* [What you have to do] An exact, complete copy of the data that follows is needed.

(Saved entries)
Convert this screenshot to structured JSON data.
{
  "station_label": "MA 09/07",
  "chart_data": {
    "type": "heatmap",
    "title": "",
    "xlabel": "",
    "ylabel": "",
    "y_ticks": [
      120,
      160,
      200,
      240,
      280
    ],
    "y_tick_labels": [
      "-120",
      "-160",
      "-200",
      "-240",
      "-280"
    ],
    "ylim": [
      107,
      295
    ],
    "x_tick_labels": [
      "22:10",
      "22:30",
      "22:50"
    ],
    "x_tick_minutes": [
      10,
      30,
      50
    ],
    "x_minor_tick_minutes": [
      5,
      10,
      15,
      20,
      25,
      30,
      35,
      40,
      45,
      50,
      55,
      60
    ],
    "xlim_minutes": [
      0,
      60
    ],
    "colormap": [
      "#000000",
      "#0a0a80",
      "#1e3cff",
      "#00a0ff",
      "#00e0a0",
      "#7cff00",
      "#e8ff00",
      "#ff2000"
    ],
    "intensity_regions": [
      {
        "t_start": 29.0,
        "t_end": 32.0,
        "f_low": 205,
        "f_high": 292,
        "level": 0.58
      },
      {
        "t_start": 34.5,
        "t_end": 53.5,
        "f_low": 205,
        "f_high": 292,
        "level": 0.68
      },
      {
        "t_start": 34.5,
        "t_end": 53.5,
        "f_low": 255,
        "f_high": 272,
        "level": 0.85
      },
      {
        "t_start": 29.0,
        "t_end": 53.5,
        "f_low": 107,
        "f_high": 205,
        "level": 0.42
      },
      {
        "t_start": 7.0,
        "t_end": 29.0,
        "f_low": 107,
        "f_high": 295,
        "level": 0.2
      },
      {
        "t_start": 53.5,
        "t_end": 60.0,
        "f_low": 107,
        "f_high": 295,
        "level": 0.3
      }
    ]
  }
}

* [Answer section]
Convert this screenshot to structured JSON data.
{
  "station_label": "MA 09/07",
  "chart_data": {
    "type": "heatmap",
    "title": "",
    "xlabel": "",
    "ylabel": "",
    "y_ticks": [
      120,
      160,
      200,
      240,
      280
    ],
    "y_tick_labels": [
      "-120",
      "-160",
      "-200",
      "-240",
      "-280"
    ],
    "ylim": [
      107,
      295
    ],
    "x_tick_labels": [
      "22:10",
      "22:30",
      "22:50"
    ],
    "x_tick_minutes": [
      10,
      30,
      50
    ],
    "x_minor_tick_minutes": [
      5,
      10,
      15,
      20,
      25,
      30,
      35,
      40,
      45,
      50,
      55,
      60
    ],
    "xlim_minutes": [
      0,
      60
    ],
    "colormap": [
      "#000000",
      "#0a0a80",
      "#1e3cff",
      "#00a0ff",
      "#00e0a0",
      "#7cff00",
      "#e8ff00",
      "#ff2000"
    ],
    "intensity_regions": [
      {
        "t_start": 29.0,
        "t_end": 32.0,
        "f_low": 205,
        "f_high": 292,
        "level": 0.58
      },
      {
        "t_start": 34.5,
        "t_end": 53.5,
        "f_low": 205,
        "f_high": 292,
        "level": 0.68
      },
      {
        "t_start": 34.5,
        "t_end": 53.5,
        "f_low": 255,
        "f_high": 272,
        "level": 0.85
      },
      {
        "t_start": 29.0,
        "t_end": 53.5,
        "f_low": 107,
        "f_high": 205,
        "level": 0.42
      },
      {
        "t_start": 7.0,
        "t_end": 29.0,
        "f_low": 107,
        "f_high": 295,
        "level": 0.2
      },
      {
        "t_start": 53.5,
        "t_end": 60.0,
        "f_low": 107,
        "f_high": 295,
        "level": 0.3
      }
    ]
  }
}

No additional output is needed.